The legislators came to the Beehive State to study human rights, democracy-building, legislative process, and religious tolerance, meeting with political leaders, including Rep. Chris Cannon (R-Utah), State Sen. John Valentine (R-Orem) and U.S. Attorney Brett Tolman.

Alex Stecker, a senior lecturer at UVSC involved with the delegation’s visit, said the Tajik legislators visited Utah to find out what changes they need to make to their current system of government.

An emerging country located in Central Asia, just north of Afghanistan, Tajikistan has a fragile economy and is struggling with issues such as drug trafficking, lack of infrastructure, and vocational education.

The delegates came as part of the Library of Congress’ Open World Program, which facilitates exchanges with former Soviet republics to "strengthen their friendship and cooperation with the American people."

Stecker said that by the delegation visiting Utah, not only could they learn to better help their country, but Utahns could also learn from them.

"Exchange is not one-sided. It’s two-sided," Stecker said. "We need to know about that part of the world. They need to study us."

Accordingly, Cannon and Valentine have accepted invitations to visit Tajikistan next summer. Stecker said the planned exchange represents "a new milestone in cooperation between the legislators of Utah and nations in Central Asia."

Stecker said future goals of the exchange include involving faculty and students, possibly even sending them to Tajikistan.

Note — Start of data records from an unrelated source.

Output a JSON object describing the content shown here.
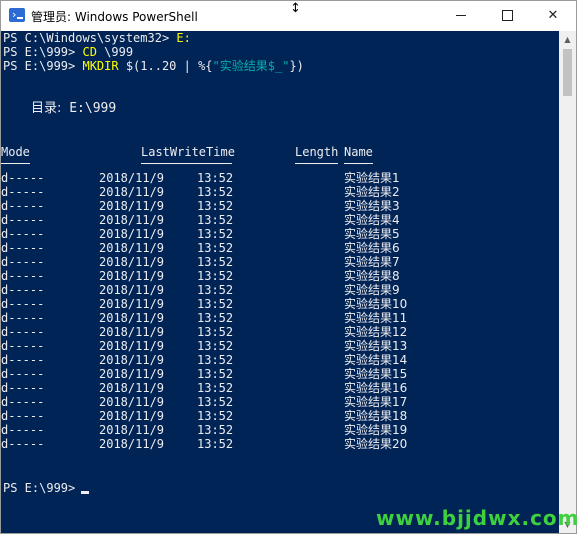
{
  "window": {
    "title": "管理员: Windows PowerShell",
    "app_icon": "powershell-icon",
    "controls": {
      "minimize": "minimize-icon",
      "maximize": "maximize-icon",
      "close": "close-icon",
      "close_glyph": "✕"
    }
  },
  "colors": {
    "console_bg": "#012456",
    "text": "#eeedf0",
    "command": "#ffff00",
    "string": "#00b0b0",
    "watermark": "#3dd13d"
  },
  "console": {
    "line1": {
      "prompt": "PS C:\\Windows\\system32> ",
      "cmd": "E:"
    },
    "line2": {
      "prompt": "PS E:\\999> ",
      "cmd": "CD",
      "arg": " \\999"
    },
    "line3": {
      "prompt": "PS E:\\999> ",
      "cmd": "MKDIR",
      "arg": " $(1..20 | %{",
      "str": "\"实验结果$_\"",
      "tail": "})"
    },
    "directory_label": "目录:",
    "directory_path": " E:\\999",
    "headers": {
      "mode": "Mode",
      "lastwrite": "LastWriteTime",
      "length": "Length",
      "name": "Name"
    },
    "rows": [
      {
        "mode": "d-----",
        "date": "2018/11/9",
        "time": "13:52",
        "name": "实验结果1"
      },
      {
        "mode": "d-----",
        "date": "2018/11/9",
        "time": "13:52",
        "name": "实验结果2"
      },
      {
        "mode": "d-----",
        "date": "2018/11/9",
        "time": "13:52",
        "name": "实验结果3"
      },
      {
        "mode": "d-----",
        "date": "2018/11/9",
        "time": "13:52",
        "name": "实验结果4"
      },
      {
        "mode": "d-----",
        "date": "2018/11/9",
        "time": "13:52",
        "name": "实验结果5"
      },
      {
        "mode": "d-----",
        "date": "2018/11/9",
        "time": "13:52",
        "name": "实验结果6"
      },
      {
        "mode": "d-----",
        "date": "2018/11/9",
        "time": "13:52",
        "name": "实验结果7"
      },
      {
        "mode": "d-----",
        "date": "2018/11/9",
        "time": "13:52",
        "name": "实验结果8"
      },
      {
        "mode": "d-----",
        "date": "2018/11/9",
        "time": "13:52",
        "name": "实验结果9"
      },
      {
        "mode": "d-----",
        "date": "2018/11/9",
        "time": "13:52",
        "name": "实验结果10"
      },
      {
        "mode": "d-----",
        "date": "2018/11/9",
        "time": "13:52",
        "name": "实验结果11"
      },
      {
        "mode": "d-----",
        "date": "2018/11/9",
        "time": "13:52",
        "name": "实验结果12"
      },
      {
        "mode": "d-----",
        "date": "2018/11/9",
        "time": "13:52",
        "name": "实验结果13"
      },
      {
        "mode": "d-----",
        "date": "2018/11/9",
        "time": "13:52",
        "name": "实验结果14"
      },
      {
        "mode": "d-----",
        "date": "2018/11/9",
        "time": "13:52",
        "name": "实验结果15"
      },
      {
        "mode": "d-----",
        "date": "2018/11/9",
        "time": "13:52",
        "name": "实验结果16"
      },
      {
        "mode": "d-----",
        "date": "2018/11/9",
        "time": "13:52",
        "name": "实验结果17"
      },
      {
        "mode": "d-----",
        "date": "2018/11/9",
        "time": "13:52",
        "name": "实验结果18"
      },
      {
        "mode": "d-----",
        "date": "2018/11/9",
        "time": "13:52",
        "name": "实验结果19"
      },
      {
        "mode": "d-----",
        "date": "2018/11/9",
        "time": "13:52",
        "name": "实验结果20"
      }
    ],
    "final_prompt": "PS E:\\999>"
  },
  "watermark": "www.bjjdwx.com"
}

"A world of good could be done if we sent students over there," Stecker said, explaining that it would bring a different perspective for both sides.

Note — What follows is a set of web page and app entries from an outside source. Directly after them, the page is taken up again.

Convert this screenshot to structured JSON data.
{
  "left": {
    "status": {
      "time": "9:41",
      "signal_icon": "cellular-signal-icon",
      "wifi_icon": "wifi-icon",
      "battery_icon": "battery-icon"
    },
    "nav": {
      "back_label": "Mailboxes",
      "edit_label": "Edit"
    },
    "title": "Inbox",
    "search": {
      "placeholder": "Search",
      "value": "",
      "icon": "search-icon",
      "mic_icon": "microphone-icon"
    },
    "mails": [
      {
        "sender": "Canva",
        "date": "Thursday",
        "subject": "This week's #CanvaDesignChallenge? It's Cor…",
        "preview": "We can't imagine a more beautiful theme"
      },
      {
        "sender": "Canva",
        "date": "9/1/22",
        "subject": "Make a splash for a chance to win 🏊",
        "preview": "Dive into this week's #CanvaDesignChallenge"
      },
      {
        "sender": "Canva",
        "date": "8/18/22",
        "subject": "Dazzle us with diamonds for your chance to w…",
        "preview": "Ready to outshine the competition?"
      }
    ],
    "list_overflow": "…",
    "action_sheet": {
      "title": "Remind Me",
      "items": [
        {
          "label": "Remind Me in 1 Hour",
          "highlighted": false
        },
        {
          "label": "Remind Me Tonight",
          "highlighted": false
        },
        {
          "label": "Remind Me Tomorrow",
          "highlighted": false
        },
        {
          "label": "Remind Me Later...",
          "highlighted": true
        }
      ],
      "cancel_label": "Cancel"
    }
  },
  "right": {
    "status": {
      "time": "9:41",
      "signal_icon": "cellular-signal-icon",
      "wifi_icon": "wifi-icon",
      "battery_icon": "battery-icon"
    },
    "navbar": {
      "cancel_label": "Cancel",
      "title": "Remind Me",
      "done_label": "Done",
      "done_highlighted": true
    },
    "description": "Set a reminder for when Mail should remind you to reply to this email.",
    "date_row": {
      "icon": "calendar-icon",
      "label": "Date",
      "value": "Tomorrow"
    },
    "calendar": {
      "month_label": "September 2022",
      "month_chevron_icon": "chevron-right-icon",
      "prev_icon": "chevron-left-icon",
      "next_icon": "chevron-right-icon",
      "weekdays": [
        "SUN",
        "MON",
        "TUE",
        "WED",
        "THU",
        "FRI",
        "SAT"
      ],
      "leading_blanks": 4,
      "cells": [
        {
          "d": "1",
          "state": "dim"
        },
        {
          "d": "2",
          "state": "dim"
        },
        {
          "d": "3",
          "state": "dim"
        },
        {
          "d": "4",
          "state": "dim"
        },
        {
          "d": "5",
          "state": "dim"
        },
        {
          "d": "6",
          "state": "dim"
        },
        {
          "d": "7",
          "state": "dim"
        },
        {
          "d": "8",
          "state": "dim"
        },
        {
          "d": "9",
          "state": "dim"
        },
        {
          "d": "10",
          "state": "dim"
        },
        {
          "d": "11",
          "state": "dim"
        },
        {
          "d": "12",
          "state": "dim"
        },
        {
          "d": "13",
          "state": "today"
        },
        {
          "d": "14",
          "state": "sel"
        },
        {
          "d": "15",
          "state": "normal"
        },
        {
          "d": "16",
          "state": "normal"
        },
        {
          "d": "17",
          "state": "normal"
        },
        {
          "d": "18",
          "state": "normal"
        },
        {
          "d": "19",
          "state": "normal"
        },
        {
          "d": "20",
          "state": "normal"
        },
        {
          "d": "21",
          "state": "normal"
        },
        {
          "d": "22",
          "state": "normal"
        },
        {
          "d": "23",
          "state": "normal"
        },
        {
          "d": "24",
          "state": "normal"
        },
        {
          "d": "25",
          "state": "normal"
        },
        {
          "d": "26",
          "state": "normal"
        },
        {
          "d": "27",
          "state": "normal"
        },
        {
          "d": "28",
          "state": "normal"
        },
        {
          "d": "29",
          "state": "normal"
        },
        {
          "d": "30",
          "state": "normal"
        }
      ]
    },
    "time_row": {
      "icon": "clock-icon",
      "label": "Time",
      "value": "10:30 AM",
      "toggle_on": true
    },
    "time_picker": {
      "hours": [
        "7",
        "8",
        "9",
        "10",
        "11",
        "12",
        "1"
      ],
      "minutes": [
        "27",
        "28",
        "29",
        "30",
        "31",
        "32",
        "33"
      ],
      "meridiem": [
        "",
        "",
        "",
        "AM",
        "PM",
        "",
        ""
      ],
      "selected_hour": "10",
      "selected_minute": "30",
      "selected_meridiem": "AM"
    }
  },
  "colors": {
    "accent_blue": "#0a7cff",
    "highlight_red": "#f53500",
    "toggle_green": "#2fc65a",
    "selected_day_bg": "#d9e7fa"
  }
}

Stecker and other organizers are currently trying to obtain a grant for a vocational education exchange between UVSC and Central Asian countries like Tajikistan. The program would focus on teaching trades such as repair and mining.

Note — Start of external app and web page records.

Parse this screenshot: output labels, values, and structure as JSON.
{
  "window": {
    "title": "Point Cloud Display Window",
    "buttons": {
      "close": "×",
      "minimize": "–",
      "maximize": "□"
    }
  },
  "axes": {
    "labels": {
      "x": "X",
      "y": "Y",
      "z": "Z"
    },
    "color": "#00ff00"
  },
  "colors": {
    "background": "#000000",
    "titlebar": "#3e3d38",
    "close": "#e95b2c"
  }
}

"We’ve got some great programs here," Stecker said. "These countries are emerging, and we need to help them."